They join an abundance of Midwestern men in middle age troubled by the news that their own preeminence was never a certainty but a matter of circumstance. When you’ve believed for so long that the locus of power sits with you and then learn abruptly that it doesn’t, figuring out where it actually lies can be a disorienting exercise, which is why the Big Ten has devolved into a tangle of futile and illogical lobbying in recent weeks. Pick any two parties to this situation, and some sort of public letter has been written from one to the other. Donald Trump is sweet-talking Kevin Warren, whose head has been called for by a lame assortment of petitions. Twenty-odd parents (and probably twice as many curious reporters) gathered outside Big Ten headquarters, where—who knew!—there is a Fogo de Chão.

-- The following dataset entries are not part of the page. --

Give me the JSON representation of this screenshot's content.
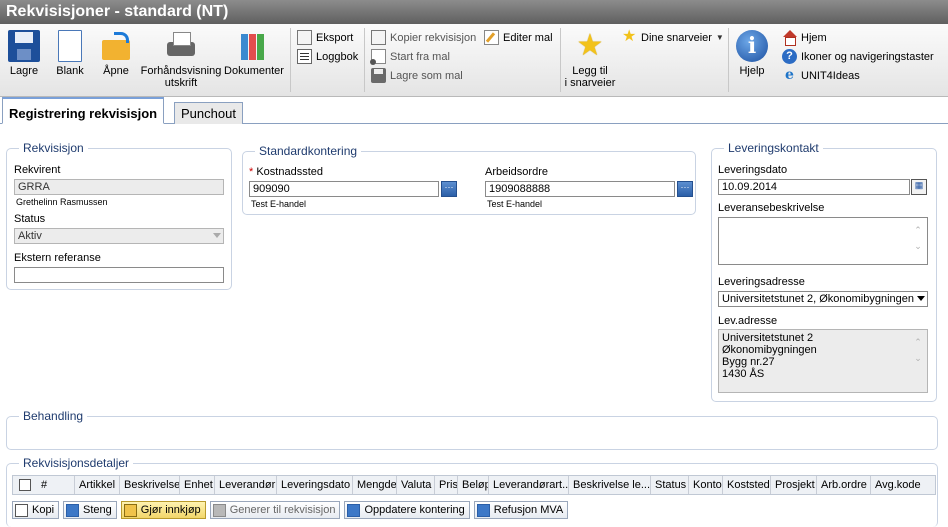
{
  "window": {
    "title": "Rekvisisjoner - standard (NT)"
  },
  "toolbar": {
    "save": "Lagre",
    "blank": "Blank",
    "open": "Åpne",
    "print_preview_line1": "Forhåndsvisning",
    "print_preview_line2": "utskrift",
    "documents": "Dokumenter",
    "export": "Eksport",
    "log": "Loggbok",
    "copy_requisition": "Kopier rekvisisjon",
    "start_from_template": "Start fra mal",
    "save_as_template": "Lagre som mal",
    "edit_template": "Editer mal",
    "add_shortcut_line1": "Legg til",
    "add_shortcut_line2": "i snarveier",
    "my_shortcuts": "Dine snarveier",
    "help": "Hjelp",
    "home": "Hjem",
    "icons_navigation": "Ikoner og navigeringstaster",
    "unit4ideas": "UNIT4Ideas"
  },
  "tabs": [
    {
      "label": "Registrering rekvisisjon",
      "active": true
    },
    {
      "label": "Punchout",
      "active": false
    }
  ],
  "requisition": {
    "legend": "Rekvisisjon",
    "requester_label": "Rekvirent",
    "requester_value": "GRRA",
    "requester_name": "Grethelinn Rasmussen",
    "status_label": "Status",
    "status_value": "Aktiv",
    "external_ref_label": "Ekstern referanse",
    "external_ref_value": ""
  },
  "standard_posting": {
    "legend": "Standardkontering",
    "required_marker": "*",
    "cost_center_label": "Kostnadssted",
    "cost_center_value": "909090",
    "cost_center_desc": "Test E-handel",
    "work_order_label": "Arbeidsordre",
    "work_order_value": "1909088888",
    "work_order_desc": "Test E-handel"
  },
  "delivery_contact": {
    "legend": "Leveringskontakt",
    "delivery_date_label": "Leveringsdato",
    "delivery_date_value": "10.09.2014",
    "delivery_desc_label": "Leveransebeskrivelse",
    "delivery_desc_value": "",
    "delivery_address_label": "Leveringsadresse",
    "delivery_address_value": "Universitetstunet 2, Økonomibygningen",
    "lev_address_label": "Lev.adresse",
    "lev_address_lines": [
      "Universitetstunet 2",
      "Økonomibygningen",
      "Bygg nr.27",
      "1430 ÅS"
    ]
  },
  "processing": {
    "legend": "Behandling"
  },
  "details": {
    "legend": "Rekvisisjonsdetaljer",
    "columns": [
      "#",
      "Artikkel",
      "Beskrivelse",
      "Enhet",
      "Leverandør",
      "Leveringsdato",
      "Mengde",
      "Valuta",
      "Pris",
      "Beløp",
      "Leverandørart...",
      "Beskrivelse le...",
      "Status",
      "Konto",
      "Koststed",
      "Prosjekt",
      "Arb.ordre",
      "Avg.kode"
    ],
    "buttons": [
      "Kopi",
      "Steng",
      "Gjør innkjøp",
      "Generer til rekvisisjon",
      "Oppdatere kontering",
      "Refusjon MVA"
    ]
  },
  "colors": {
    "title_bar": "#707070",
    "legend_text": "#1f3b6e",
    "accent": "#2b5fa8"
  }
}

As anyone on the outside looking in can see, this situation is not as complicated as a coach would make it out to be. Coaches report to athletic directors, who report to university presidents, who in confederacy govern the Big Ten Conference. The presidents, having evaluated the health risks to players and financial risks to their institutions, voted overwhelmingly against playing the fall football season. Because data is a tool and not an answer, other people might use the same information to make a different decision, but these particular presidents are not the other people. The 11 of 14 presidents who voted against playing don’t seem swayed by strange, chauvinist displays, or for that matter, the least bit interested in arguing about this any further.
Rutgers president Jonathan Holloway, a former football player himself and not one to take the value of college sports lightly, told NJ.com’s Steve Politi in no uncertain terms on Thursday that he felt no qualms about his vote. “If I’m wrong because I was erring on the side of safety, I don’t have a problem with that,” Holloway said. “I don’t think I’m wrong, though. I just don’t think it.” He also told Politi that the Warren-Trump call was nothing more than “cheap politics,” and that college football does not rise to the level of things the President of the United States should be concerned with, “not for a half second.”
The most pressing power struggle at Michigan right now doesn’t involve football at all. The university, to the objection of students, staff and faculty, has reopened haphazardly and with shockingly little care for the people who make it function. Last weekend, for the first time since 1975, the graduate employees’ union voted to strike, demanding robust testing and safety protocols, resources for remote work and reduced funding of campus police. Citing poor health protections, residence hall workers joined them in striking on Wednesday, and dining hall workers will walk off the job today. Schlissel didn’t learn how to run a mammoth athletic department at Brown, but he did learn how to crush student activism. The university responded to the graduate employees’ strike with a tweet pointing out that public employees are barred by law from striking, about 30 minutes after the account retweeted a post commemorating Labor Day. The stage is set for a big, far-from-over fight about who matters at a university and what obligations Michigan has to protect them, if it will admit to any. Jim Harbaugh, notably, isn’t on that stage.